Anti-SLAPP laws protect speech made as part of public participation. In Illinois, the Anti-SLAPP Act (755 ILCS 110/15) is also known as the “Citizen Participation Act.” To challenge a lawsuit as a “SLAPP,” you must show that you are being sued for acts in furtherance of your rights of “petition, speech, association, or to otherwise participate in government.” These activities are protected, and they are immune from liability, regardless of intent, except when they are not truly aimed at procuring a favorable government action, result, or outcome. The Illinois Supreme Court has construed the Citizen Participation Act fairly narrowly, so it is not a guarantee of immunity.

In 2012, the Illinois Supreme Court held that if a defendant’s conduct is “not genuinely aimed at procuring favorable government action, result or outcome” the CRA will not apply. The court will carefully examine your conduct to determine what it believes your true intentions were. The court will also examine the plaintiff’s intent in bringing the lawsuit against you. If the intent is to truly recover for defamation and not to “stifle or chill” the defendant’s rights of petition, speech, association, or participation in government, the CPA will not apply. Essentially, you may prevail in defending yourself with an Anti-SLAPP defense if the person who is suing you is only doing so to silence you in certain circumstances.

If you are sued for defamation and win an Anti-SLAPP motion, you may be entitled to recover financially from the person who tried to silence you.
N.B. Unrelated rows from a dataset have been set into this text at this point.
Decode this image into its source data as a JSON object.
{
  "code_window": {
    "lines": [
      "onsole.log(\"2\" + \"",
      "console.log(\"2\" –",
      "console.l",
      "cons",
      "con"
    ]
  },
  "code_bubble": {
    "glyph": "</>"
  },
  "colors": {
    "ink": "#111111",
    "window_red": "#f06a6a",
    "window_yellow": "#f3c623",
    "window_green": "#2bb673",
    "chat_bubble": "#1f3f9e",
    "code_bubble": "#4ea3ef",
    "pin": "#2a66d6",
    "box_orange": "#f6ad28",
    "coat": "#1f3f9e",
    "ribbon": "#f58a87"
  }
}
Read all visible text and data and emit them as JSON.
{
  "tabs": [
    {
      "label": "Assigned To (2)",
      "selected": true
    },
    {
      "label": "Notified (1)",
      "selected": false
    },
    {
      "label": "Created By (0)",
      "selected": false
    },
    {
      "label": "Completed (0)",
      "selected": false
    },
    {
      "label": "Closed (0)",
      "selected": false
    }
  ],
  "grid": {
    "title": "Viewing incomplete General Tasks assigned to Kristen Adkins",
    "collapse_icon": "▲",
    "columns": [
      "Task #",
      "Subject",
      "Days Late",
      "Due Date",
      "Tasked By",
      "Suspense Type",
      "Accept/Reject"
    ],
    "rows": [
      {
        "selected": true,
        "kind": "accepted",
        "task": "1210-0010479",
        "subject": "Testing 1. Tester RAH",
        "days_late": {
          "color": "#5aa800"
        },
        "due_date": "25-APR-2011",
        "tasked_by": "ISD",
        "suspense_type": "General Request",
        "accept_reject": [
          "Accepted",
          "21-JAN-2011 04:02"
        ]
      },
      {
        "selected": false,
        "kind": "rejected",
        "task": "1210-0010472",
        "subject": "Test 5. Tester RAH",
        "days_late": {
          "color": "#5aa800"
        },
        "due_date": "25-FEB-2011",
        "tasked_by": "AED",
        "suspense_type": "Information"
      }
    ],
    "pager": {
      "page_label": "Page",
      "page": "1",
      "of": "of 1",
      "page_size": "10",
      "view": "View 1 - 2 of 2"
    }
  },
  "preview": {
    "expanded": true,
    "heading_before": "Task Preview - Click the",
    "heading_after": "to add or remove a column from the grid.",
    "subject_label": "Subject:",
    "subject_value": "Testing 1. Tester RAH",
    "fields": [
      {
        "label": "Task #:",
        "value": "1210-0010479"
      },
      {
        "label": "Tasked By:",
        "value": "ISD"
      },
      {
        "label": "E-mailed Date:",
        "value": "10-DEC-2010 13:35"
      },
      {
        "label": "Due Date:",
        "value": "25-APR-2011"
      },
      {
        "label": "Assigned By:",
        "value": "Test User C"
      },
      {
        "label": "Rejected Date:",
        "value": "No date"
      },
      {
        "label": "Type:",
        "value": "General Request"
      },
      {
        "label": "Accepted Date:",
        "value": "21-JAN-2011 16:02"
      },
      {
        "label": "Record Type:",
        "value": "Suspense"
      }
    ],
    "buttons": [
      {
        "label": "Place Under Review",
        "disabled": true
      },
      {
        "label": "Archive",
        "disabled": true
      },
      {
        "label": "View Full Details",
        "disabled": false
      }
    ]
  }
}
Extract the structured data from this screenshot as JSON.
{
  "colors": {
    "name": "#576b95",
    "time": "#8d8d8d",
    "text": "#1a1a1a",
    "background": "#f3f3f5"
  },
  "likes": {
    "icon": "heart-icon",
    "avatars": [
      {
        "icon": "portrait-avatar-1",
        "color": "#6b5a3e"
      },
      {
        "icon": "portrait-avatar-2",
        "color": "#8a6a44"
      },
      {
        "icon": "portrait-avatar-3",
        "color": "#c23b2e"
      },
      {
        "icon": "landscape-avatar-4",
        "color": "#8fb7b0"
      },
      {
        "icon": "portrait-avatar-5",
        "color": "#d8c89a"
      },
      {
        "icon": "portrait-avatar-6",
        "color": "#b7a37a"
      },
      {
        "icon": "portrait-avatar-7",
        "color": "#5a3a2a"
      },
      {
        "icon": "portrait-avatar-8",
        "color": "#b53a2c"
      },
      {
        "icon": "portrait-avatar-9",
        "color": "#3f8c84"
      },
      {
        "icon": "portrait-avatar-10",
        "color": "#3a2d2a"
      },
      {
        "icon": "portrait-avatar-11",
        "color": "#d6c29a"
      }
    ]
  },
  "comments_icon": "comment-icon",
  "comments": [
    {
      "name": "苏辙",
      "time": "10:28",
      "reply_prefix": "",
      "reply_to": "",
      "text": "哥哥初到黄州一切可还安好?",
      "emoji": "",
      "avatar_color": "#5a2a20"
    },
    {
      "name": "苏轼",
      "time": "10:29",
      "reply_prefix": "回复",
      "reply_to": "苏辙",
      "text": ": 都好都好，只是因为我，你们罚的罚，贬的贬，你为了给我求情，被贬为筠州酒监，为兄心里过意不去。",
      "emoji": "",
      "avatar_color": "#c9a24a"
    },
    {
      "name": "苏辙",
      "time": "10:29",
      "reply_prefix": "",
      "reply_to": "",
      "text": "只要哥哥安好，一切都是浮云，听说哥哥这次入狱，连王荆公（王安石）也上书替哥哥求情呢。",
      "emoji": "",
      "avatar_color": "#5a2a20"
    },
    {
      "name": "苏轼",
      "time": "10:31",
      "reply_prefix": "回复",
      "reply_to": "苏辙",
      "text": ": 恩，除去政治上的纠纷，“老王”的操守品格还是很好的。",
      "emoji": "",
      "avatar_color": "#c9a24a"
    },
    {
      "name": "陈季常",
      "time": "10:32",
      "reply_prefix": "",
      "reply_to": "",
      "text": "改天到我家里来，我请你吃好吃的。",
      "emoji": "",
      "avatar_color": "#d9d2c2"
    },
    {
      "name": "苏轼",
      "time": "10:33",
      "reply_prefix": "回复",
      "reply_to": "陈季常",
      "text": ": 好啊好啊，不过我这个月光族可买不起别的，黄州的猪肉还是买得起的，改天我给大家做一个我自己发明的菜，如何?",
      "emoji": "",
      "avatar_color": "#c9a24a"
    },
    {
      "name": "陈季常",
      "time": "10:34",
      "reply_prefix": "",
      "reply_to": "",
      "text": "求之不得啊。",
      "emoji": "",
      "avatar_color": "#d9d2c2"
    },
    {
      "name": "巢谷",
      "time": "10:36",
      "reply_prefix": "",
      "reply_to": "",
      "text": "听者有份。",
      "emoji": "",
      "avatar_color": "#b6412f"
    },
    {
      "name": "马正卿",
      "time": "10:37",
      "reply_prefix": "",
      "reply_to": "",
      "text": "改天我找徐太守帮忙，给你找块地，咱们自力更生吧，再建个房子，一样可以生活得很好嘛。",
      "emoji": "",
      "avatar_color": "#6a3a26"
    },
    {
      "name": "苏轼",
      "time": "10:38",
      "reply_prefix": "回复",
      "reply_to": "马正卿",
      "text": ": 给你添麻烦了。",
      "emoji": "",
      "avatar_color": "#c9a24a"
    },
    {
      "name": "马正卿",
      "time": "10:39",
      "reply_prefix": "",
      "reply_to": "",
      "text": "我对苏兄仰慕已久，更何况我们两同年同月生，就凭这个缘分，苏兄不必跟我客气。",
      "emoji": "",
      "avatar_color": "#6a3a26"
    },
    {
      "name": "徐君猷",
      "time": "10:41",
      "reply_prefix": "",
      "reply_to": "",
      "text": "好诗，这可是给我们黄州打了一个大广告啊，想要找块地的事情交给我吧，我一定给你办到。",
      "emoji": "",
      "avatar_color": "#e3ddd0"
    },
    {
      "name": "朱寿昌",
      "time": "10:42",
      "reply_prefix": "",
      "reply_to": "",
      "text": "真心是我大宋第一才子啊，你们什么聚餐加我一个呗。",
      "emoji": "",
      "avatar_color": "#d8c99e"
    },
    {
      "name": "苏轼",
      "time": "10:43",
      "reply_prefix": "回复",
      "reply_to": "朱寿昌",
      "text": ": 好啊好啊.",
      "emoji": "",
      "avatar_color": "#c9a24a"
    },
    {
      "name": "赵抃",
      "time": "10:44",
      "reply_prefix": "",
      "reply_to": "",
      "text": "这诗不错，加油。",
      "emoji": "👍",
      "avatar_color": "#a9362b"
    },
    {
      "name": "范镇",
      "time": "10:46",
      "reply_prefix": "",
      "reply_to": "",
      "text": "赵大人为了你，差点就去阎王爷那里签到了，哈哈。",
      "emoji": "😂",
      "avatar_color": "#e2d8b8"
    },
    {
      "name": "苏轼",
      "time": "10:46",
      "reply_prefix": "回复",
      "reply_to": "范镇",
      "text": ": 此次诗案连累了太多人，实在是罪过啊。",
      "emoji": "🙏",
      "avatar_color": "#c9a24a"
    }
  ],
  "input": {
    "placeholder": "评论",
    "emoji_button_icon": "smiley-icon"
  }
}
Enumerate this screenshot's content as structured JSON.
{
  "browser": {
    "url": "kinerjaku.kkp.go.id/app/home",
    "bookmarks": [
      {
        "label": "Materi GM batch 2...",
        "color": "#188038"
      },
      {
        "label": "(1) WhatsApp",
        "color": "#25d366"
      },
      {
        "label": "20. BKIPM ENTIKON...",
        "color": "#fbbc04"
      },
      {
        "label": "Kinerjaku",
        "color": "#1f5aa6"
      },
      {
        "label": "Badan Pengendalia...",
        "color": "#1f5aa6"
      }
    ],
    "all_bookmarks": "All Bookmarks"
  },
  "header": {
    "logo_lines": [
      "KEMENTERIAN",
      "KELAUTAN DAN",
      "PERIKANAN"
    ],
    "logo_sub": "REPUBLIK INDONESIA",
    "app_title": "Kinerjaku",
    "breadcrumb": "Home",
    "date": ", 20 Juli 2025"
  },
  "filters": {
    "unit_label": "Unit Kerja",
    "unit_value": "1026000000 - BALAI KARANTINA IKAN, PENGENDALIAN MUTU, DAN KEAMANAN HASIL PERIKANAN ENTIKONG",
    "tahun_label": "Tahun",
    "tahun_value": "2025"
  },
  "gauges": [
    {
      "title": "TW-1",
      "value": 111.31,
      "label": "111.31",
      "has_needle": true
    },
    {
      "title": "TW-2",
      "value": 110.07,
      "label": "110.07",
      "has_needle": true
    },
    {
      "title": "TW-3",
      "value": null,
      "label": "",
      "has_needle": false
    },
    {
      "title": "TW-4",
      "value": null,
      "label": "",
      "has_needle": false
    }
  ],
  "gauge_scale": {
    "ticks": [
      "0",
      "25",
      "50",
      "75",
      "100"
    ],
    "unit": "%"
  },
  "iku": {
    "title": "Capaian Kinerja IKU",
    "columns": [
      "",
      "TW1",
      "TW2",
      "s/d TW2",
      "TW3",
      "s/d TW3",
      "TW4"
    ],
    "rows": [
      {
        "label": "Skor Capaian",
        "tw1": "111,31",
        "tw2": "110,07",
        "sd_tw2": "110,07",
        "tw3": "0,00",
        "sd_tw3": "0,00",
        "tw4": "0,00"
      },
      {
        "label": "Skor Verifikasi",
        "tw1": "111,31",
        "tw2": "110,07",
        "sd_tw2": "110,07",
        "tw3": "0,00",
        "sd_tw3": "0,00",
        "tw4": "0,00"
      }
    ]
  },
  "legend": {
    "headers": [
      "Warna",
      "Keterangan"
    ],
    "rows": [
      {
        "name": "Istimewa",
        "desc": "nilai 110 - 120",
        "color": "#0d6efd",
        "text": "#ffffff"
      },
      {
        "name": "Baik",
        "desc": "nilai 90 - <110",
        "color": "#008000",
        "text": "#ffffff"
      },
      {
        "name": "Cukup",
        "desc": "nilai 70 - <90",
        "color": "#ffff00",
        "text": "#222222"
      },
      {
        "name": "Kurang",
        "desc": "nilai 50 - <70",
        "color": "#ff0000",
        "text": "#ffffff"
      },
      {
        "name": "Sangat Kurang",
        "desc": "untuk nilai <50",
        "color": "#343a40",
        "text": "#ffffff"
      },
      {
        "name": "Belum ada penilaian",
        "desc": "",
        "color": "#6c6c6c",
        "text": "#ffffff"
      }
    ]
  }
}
Which Anti-SLAPP law will apply depends on where in the country, or the world, the parties live, and from where the communications were made. Our Chicago slander defense lawyer has many years of litigation experience and can advise you regarding which law will apply to you and what your chances are of succeeding with an Anti-SLAPP motion in your defense.

Contact A Skilled Defamation, Libel And Slander Defense Attorney Today

Most legal matters have time limits called statutes of limitation. You don’t have unlimited time to think about your claim before taking legal action. If you’ve been defamed, we can help you make your case at The Russell Firm. Call Erin for a free consultation to discuss how she can help you stop defamatory actions and convince a court to give you the appropriate remedy. All consultations are confidential, and we can establish quickly whether you have a case and if so, what resources will be needed to take the case to a conclusion.

If you have been accused of defamation, legal advice is absolutely necessary. It is best for a Chicago libel and slander defense lawyer to respond on your behalf. If you have been served a summons and complaint, reach out online or call attorney Erin Russell at 312-994-2424 for advice first. We are ready to assist you and to defend you and your reputation from accusations.